Background: In many lower- and middle-income countries, including several African nations, there is a paucity of mental health assessment services for Autism Spectrum Disorders (ASD). Although efforts are being made to increase the availability of culturally appropriate, ASD specific diagnostic tools, at present it is necessary to promote cross-cultural assessment with available resources to ensure globally that individuals with ASD are identified and receiving treatment. 

Objectives: An observation-based assessment protocol modeled after best-practice guidelines was adapted for use in Tanzania, a region primarily without diagnostic services. The current study examined behavioral, social and adaptive differences between a group of Tanzanian children diagnosed with ASD and a comparison group of children without ASD, suspected of global delays. Based on our study, guidelines are provided for conducting cross-cultural assessments in the context of limited validated resources.

Methods: We describe the utility of a flexible, behavioral observation instrument, the Childhood Autism Rating Scales, Second Edition (CARS2), to gather diagnostic information in a culturally sensitive manner. In addition, our battery included a measure of adaptive functioning normed for use in Africa, an adapted intake interview, and a non-verbal assessment of cognitive functioning. This approach enabled us to rate DSM criteria in a culturally sensitive manner and to provide differential diagnostic evaluations for 41 children in Tanzania aged 2 to 21 years. 

Results: We observed that the ASD group was characterized by significantly higher scores on the CARS2, t = 4.41, p = .001, and demonstrated significantly more DSM symptoms, t = 6.92, p < .001, than a general delay comparison group. 
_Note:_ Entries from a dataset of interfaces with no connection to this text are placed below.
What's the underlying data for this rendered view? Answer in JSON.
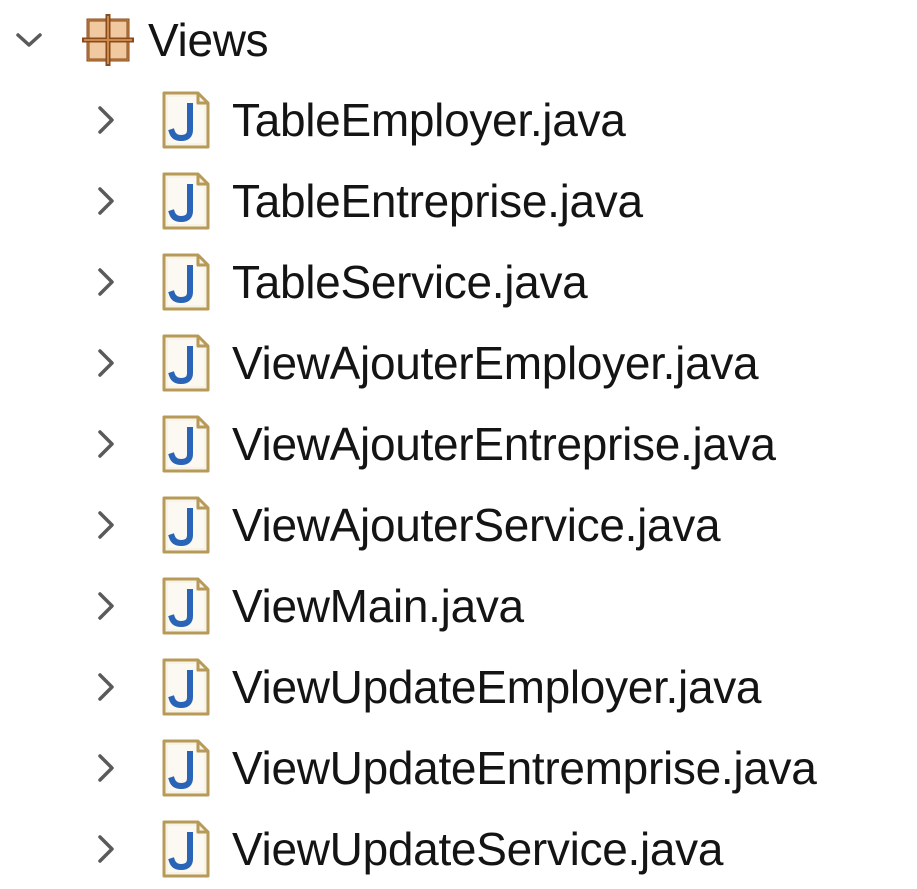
{
  "tree": {
    "package": {
      "label": "Views",
      "expanded": true,
      "chevron_icon": "chevron-down-icon",
      "icon": "package-icon"
    },
    "files": [
      {
        "label": "TableEmployer.java",
        "icon": "java-file-icon",
        "chevron_icon": "chevron-right-icon"
      },
      {
        "label": "TableEntreprise.java",
        "icon": "java-file-icon",
        "chevron_icon": "chevron-right-icon"
      },
      {
        "label": "TableService.java",
        "icon": "java-file-icon",
        "chevron_icon": "chevron-right-icon"
      },
      {
        "label": "ViewAjouterEmployer.java",
        "icon": "java-file-icon",
        "chevron_icon": "chevron-right-icon"
      },
      {
        "label": "ViewAjouterEntreprise.java",
        "icon": "java-file-icon",
        "chevron_icon": "chevron-right-icon"
      },
      {
        "label": "ViewAjouterService.java",
        "icon": "java-file-icon",
        "chevron_icon": "chevron-right-icon"
      },
      {
        "label": "ViewMain.java",
        "icon": "java-file-icon",
        "chevron_icon": "chevron-right-icon"
      },
      {
        "label": "ViewUpdateEmployer.java",
        "icon": "java-file-icon",
        "chevron_icon": "chevron-right-icon"
      },
      {
        "label": "ViewUpdateEntremprise.java",
        "icon": "java-file-icon",
        "chevron_icon": "chevron-right-icon"
      },
      {
        "label": "ViewUpdateService.java",
        "icon": "java-file-icon",
        "chevron_icon": "chevron-right-icon"
      }
    ]
  },
  "colors": {
    "chevron": "#5a5a5a",
    "package_icon_fill": "#c98b4d",
    "package_icon_stroke": "#8a4a1c",
    "java_icon_border": "#b79a58",
    "java_icon_fill": "#f7f3e6",
    "java_letter": "#2a64b7",
    "text": "#141414"
  }
}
Conclusions:   Recommendations are provided for making cultural adaptations to current assessment instruments so that ASD differential diagnostic evaluations can be implemented in countries without validated diagnostic instruments, such as Tanzania. This type of assessment battery enables expedited diagnostic services to be provided to individuals in low- and middle-income countries.